(What is needed):
Throughout the listing that follows, find each line with the word "icon" and copy it.

(Given data):
- Opening Delimiter -
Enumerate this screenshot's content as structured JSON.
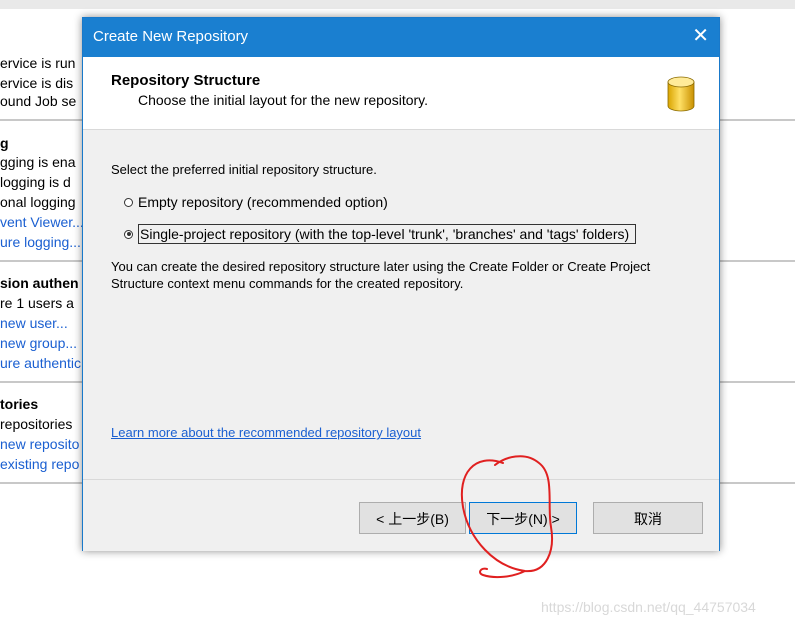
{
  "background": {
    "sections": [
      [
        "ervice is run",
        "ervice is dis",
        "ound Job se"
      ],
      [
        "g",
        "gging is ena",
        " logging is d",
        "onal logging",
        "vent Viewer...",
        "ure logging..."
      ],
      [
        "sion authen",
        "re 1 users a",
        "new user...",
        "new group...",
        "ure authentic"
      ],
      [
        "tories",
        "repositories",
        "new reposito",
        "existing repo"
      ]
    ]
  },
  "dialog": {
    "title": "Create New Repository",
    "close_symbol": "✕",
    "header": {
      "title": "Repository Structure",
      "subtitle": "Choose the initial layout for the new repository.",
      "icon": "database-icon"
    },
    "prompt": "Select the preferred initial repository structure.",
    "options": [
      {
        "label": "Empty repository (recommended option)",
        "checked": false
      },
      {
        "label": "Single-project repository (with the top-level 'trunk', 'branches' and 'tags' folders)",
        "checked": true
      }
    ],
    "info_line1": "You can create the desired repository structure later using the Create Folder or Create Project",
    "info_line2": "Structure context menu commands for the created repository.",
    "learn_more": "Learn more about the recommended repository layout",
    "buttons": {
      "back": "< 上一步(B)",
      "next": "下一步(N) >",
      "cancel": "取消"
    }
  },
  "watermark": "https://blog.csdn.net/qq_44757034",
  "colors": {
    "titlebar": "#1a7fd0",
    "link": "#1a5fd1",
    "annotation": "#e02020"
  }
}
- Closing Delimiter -
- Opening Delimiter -
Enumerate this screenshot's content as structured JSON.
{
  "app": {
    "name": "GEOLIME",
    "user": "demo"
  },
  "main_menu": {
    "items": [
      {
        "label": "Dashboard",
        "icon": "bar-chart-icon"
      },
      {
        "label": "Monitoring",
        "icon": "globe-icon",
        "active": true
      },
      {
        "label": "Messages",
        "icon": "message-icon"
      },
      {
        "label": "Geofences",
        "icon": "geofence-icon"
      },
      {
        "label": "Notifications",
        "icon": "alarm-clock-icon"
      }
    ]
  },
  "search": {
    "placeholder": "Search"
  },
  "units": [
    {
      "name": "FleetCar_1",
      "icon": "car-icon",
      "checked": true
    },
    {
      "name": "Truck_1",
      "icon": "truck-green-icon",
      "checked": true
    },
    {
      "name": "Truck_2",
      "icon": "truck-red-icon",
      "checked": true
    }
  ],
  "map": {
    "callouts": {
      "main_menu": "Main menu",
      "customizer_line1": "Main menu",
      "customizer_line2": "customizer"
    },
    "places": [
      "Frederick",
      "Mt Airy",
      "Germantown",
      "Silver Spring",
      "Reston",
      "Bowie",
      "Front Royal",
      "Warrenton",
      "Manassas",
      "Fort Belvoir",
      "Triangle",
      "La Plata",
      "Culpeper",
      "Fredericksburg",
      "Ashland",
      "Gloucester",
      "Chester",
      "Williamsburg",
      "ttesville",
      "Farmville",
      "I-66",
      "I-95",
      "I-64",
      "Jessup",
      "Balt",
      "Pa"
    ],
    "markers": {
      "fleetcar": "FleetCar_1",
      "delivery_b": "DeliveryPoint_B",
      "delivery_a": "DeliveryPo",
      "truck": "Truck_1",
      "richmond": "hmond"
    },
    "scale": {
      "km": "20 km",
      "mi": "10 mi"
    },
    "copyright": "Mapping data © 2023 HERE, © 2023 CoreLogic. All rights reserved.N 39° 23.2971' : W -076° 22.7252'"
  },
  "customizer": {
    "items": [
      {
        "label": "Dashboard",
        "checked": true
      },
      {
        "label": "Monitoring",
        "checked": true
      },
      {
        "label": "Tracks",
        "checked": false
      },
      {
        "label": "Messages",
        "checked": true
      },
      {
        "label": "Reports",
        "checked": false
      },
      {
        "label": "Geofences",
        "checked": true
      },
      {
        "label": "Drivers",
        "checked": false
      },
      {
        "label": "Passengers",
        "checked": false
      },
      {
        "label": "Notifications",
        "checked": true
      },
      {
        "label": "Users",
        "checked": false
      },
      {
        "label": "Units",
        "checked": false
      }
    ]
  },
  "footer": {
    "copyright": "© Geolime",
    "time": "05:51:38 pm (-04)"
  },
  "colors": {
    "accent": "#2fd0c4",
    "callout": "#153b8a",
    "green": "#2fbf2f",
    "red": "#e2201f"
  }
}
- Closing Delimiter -
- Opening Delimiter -
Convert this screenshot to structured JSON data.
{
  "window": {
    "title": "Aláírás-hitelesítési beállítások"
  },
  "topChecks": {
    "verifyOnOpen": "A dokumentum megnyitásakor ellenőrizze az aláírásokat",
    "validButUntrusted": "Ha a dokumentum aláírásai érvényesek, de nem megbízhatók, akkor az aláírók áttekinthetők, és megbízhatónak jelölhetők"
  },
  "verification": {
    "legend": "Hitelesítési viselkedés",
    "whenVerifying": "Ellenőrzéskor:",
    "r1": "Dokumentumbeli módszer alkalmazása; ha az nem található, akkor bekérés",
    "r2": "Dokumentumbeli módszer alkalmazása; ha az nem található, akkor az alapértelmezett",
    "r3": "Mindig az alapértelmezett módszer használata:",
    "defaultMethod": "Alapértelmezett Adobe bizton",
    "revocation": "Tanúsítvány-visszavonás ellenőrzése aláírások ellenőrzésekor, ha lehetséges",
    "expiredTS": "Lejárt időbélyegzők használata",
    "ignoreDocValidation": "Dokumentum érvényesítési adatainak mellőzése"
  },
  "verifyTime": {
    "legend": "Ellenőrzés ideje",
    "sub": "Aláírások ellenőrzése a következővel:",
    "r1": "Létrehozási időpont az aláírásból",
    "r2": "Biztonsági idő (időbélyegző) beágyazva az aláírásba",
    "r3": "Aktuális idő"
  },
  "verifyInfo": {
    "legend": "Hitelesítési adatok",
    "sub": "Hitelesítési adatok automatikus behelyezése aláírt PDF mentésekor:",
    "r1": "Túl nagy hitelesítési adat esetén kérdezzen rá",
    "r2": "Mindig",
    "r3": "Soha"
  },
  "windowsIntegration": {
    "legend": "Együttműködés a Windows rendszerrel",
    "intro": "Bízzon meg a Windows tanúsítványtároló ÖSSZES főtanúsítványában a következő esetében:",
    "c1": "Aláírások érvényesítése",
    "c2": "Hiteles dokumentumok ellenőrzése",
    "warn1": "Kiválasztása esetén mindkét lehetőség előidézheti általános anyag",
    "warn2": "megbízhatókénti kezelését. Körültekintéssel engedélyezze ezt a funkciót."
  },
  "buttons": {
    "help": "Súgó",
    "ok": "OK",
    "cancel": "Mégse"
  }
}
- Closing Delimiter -
(Task answer):
      "icon": "database-icon"
        "icon": "bar-chart-icon"
        "icon": "globe-icon",
        "icon": "message-icon"
        "icon": "geofence-icon"
        "icon": "alarm-clock-icon"
      "icon": "car-icon",
      "icon": "truck-green-icon",
      "icon": "truck-red-icon",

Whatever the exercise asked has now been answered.